(RECORDS PROVIDED Opens)

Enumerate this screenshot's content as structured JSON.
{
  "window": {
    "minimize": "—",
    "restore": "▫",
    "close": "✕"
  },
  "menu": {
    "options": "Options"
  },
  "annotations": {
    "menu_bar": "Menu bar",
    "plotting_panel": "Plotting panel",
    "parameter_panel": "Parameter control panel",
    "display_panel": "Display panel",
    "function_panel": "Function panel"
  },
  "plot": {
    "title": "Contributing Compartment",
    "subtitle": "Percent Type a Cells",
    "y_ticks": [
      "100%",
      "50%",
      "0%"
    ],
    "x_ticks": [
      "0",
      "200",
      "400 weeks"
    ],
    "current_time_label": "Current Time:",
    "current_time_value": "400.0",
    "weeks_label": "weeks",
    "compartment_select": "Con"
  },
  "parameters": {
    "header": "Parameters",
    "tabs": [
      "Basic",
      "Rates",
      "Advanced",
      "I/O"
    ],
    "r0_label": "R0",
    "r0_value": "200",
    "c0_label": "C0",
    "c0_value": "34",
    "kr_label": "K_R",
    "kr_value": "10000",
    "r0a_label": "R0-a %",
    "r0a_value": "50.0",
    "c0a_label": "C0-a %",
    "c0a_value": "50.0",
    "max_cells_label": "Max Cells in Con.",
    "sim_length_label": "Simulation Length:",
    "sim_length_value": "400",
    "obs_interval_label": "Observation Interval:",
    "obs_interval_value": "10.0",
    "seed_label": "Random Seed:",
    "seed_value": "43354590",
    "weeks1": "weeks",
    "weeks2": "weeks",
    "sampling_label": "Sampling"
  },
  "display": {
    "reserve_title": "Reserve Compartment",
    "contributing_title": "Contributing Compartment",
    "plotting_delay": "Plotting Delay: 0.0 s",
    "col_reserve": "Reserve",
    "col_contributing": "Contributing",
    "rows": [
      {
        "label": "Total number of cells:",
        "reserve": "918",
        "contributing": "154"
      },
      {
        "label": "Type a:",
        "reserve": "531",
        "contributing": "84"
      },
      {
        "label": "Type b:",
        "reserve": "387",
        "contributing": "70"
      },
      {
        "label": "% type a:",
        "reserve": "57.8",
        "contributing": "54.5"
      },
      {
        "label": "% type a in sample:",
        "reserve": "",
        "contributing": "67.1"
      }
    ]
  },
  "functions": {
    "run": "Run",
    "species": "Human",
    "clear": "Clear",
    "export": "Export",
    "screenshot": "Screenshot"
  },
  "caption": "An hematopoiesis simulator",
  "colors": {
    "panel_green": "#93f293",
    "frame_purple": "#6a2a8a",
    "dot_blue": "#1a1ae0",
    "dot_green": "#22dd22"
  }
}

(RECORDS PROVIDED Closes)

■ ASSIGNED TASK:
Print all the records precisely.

■ TASK RESULT:
Enumerate this screenshot's content as structured JSON.
{
  "window": {
    "minimize": "—",
    "restore": "▫",
    "close": "✕"
  },
  "menu": {
    "options": "Options"
  },
  "annotations": {
    "menu_bar": "Menu bar",
    "plotting_panel": "Plotting panel",
    "parameter_panel": "Parameter control panel",
    "display_panel": "Display panel",
    "function_panel": "Function panel"
  },
  "plot": {
    "title": "Contributing Compartment",
    "subtitle": "Percent Type a Cells",
    "y_ticks": [
      "100%",
      "50%",
      "0%"
    ],
    "x_ticks": [
      "0",
      "200",
      "400 weeks"
    ],
    "current_time_label": "Current Time:",
    "current_time_value": "400.0",
    "weeks_label": "weeks",
    "compartment_select": "Con"
  },
  "parameters": {
    "header": "Parameters",
    "tabs": [
      "Basic",
      "Rates",
      "Advanced",
      "I/O"
    ],
    "r0_label": "R0",
    "r0_value": "200",
    "c0_label": "C0",
    "c0_value": "34",
    "kr_label": "K_R",
    "kr_value": "10000",
    "r0a_label": "R0-a %",
    "r0a_value": "50.0",
    "c0a_label": "C0-a %",
    "c0a_value": "50.0",
    "max_cells_label": "Max Cells in Con.",
    "sim_length_label": "Simulation Length:",
    "sim_length_value": "400",
    "obs_interval_label": "Observation Interval:",
    "obs_interval_value": "10.0",
    "seed_label": "Random Seed:",
    "seed_value": "43354590",
    "weeks1": "weeks",
    "weeks2": "weeks",
    "sampling_label": "Sampling"
  },
  "display": {
    "reserve_title": "Reserve Compartment",
    "contributing_title": "Contributing Compartment",
    "plotting_delay": "Plotting Delay: 0.0 s",
    "col_reserve": "Reserve",
    "col_contributing": "Contributing",
    "rows": [
      {
        "label": "Total number of cells:",
        "reserve": "918",
        "contributing": "154"
      },
      {
        "label": "Type a:",
        "reserve": "531",
        "contributing": "84"
      },
      {
        "label": "Type b:",
        "reserve": "387",
        "contributing": "70"
      },
      {
        "label": "% type a:",
        "reserve": "57.8",
        "contributing": "54.5"
      },
      {
        "label": "% type a in sample:",
        "reserve": "",
        "contributing": "67.1"
      }
    ]
  },
  "functions": {
    "run": "Run",
    "species": "Human",
    "clear": "Clear",
    "export": "Export",
    "screenshot": "Screenshot"
  },
  "caption": "An hematopoiesis simulator",
  "colors": {
    "panel_green": "#93f293",
    "frame_purple": "#6a2a8a",
    "dot_blue": "#1a1ae0",
    "dot_green": "#22dd22"
  }
}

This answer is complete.